Since my clients also liked different colors (their combined color preferences included pink, purple, green, and orange), I decided to have them all there. You would think these colors would clash with each other; but because they’re all in muted, pastel tones, they all go well together in a complex complementary scheme.
The throw pillows from SM, framed photos, and even the book and flowers on the coffee table all bring out the colorful tones, but don’t overwhelm, thanks to the grayish white walls, light gray rug, and warm light wood in the background.
We went with creamy curtains with sheer panels, since we didn’t need blackout curtains and wanted more natural light to flow into the space.
Find the hidden Gustave!
The media cabinet I designed for them houses a lot of things, including a foldable bench press, cleaning equipment, books, and toys.
The aquarium on the right side has its own light and plug access.
The wide space in front of the TV is actually valuable play space for the kids. On a regular day, they have a small kiddie table set in front where the two girls can set out tea cups and pots, eat snacks, or watch TV.
The Clean and Streamlined Bathrooms
White cabinet doors surrounded by natural wooden sides is a typical Scandinavian feature. Mirrored cabinets above the sink hide the mess of toiletries of other bathroom implements.
Plants in the bathroom add life to an otherwise sterile space, and also filter the air of toxins and bad odors.
For the master bathroom, I went with all-white cabinetry and marble-print tiles, to give off a relaxing, spa-like vibe.
For the fixtures, we picked stainless steel or brushed nickel, to keep within the cool white and gray palette of the master bath.
The Combined Guest and Kids’ Room
What used to be two separate but cramped rooms, the combined kids’ and guests’ room is now a long and narrow room housing two custom bunk beds.
The bunk beds are sturdy enough to allow both kids and adults to sleep in; the floor height of the bottom bunk is also a safety feature for the young girls.

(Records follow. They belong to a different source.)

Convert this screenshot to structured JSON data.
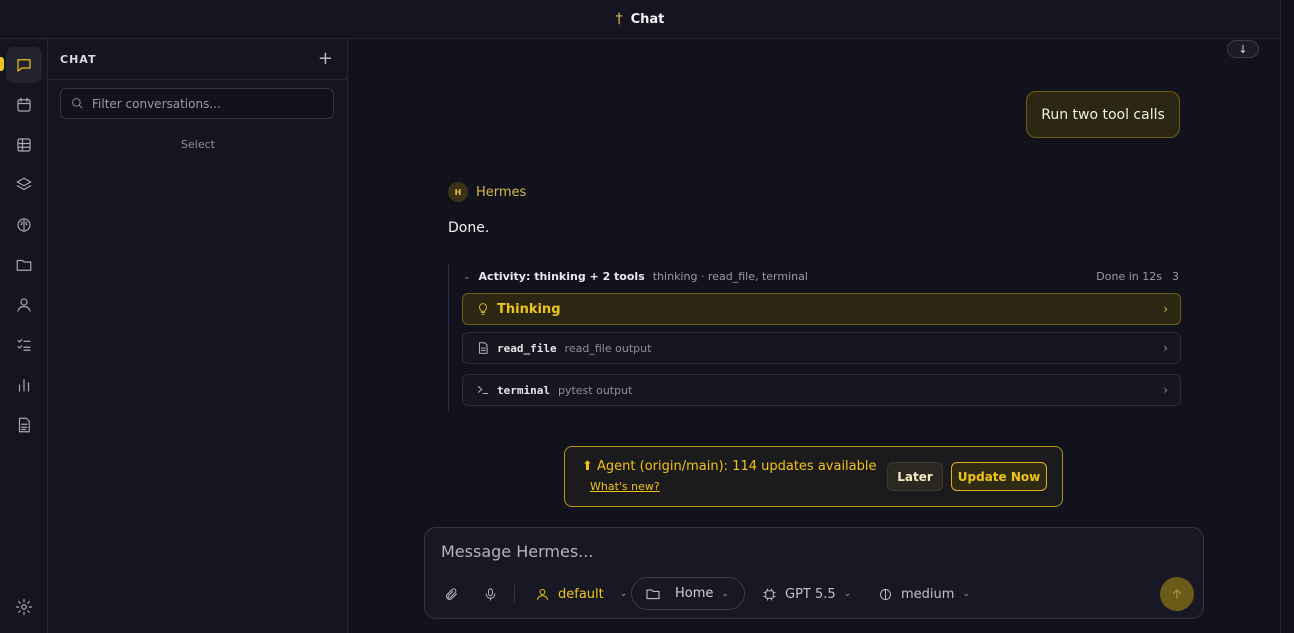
{
  "window": {
    "title": "Chat",
    "title_icon": "cross-icon"
  },
  "colors": {
    "accent": "#f0c419",
    "background": "#12121c",
    "panel": "#151521"
  },
  "rail": {
    "items": [
      {
        "icon": "chat-icon",
        "active": true
      },
      {
        "icon": "calendar-icon"
      },
      {
        "icon": "table-icon"
      },
      {
        "icon": "layers-icon"
      },
      {
        "icon": "brain-icon"
      },
      {
        "icon": "folder-icon"
      },
      {
        "icon": "user-icon"
      },
      {
        "icon": "checklist-icon"
      },
      {
        "icon": "bar-chart-icon"
      },
      {
        "icon": "document-icon"
      }
    ],
    "settings_icon": "gear-icon"
  },
  "sidebar": {
    "title": "CHAT",
    "add_label": "+",
    "search_placeholder": "Filter conversations...",
    "empty_label": "Select"
  },
  "scroll_button_label": "↓",
  "conversation": {
    "user_message": "Run two tool calls",
    "agent": {
      "avatar_letter": "H",
      "name": "Hermes",
      "message": "Done."
    },
    "activity": {
      "title": "Activity: thinking + 2 tools",
      "summary": "thinking · read_file, terminal",
      "status": "Done in 12s",
      "count": "3",
      "rows": [
        {
          "label": "Thinking",
          "icon": "lightbulb-icon"
        },
        {
          "tool": "read_file",
          "description": "read_file output",
          "icon": "file-icon"
        },
        {
          "tool": "terminal",
          "description": "pytest output",
          "icon": "terminal-icon"
        }
      ]
    }
  },
  "update_banner": {
    "title": "⬆ Agent (origin/main): 114 updates available",
    "link": "What's new?",
    "later_label": "Later",
    "update_label": "Update Now"
  },
  "composer": {
    "placeholder": "Message Hermes...",
    "profile": "default",
    "folder": "Home",
    "model": "GPT 5.5",
    "effort": "medium"
  }
}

Note the cute cloud-shaped ceiling light fixture—a great find by my client from shopping portal Shopee!
Long white drawers provide sufficient storage for the young kids’ and my client’s sister’s clothes. Pink bedsheets and the pink kitchen play set add more than enough, well, pink to the space—my client’s daughter’s request!
A cubby shelf with baskets store their belongings, and together with the bare wood of the beds, add a natural textured element to the space.
A Calm and Serene Master Bedroom
The tiny master bedroom used to have lots of clutter and empty walls. This time, we used all the vertical space by enclosing them in built-in cabinets.
We housed a new split-type AC and an upholstered queen bed (with drawers, of course!) into a headboard-and-cabinet system, still with the same clean Scandi lines as the other cabinets in the unit.
I had pinlights placed above the head of the bed, and each side has its own switch and outlets, so that my clients could read and charge their phones by their bedside.
And that’s it for this home reveal!
What was your favorite part about this before-and-after condo renovation? Would love to hear what you think in the comments below!
If you want to read more about fixing up your condos, check out these easy, no-reno design tips for your studio.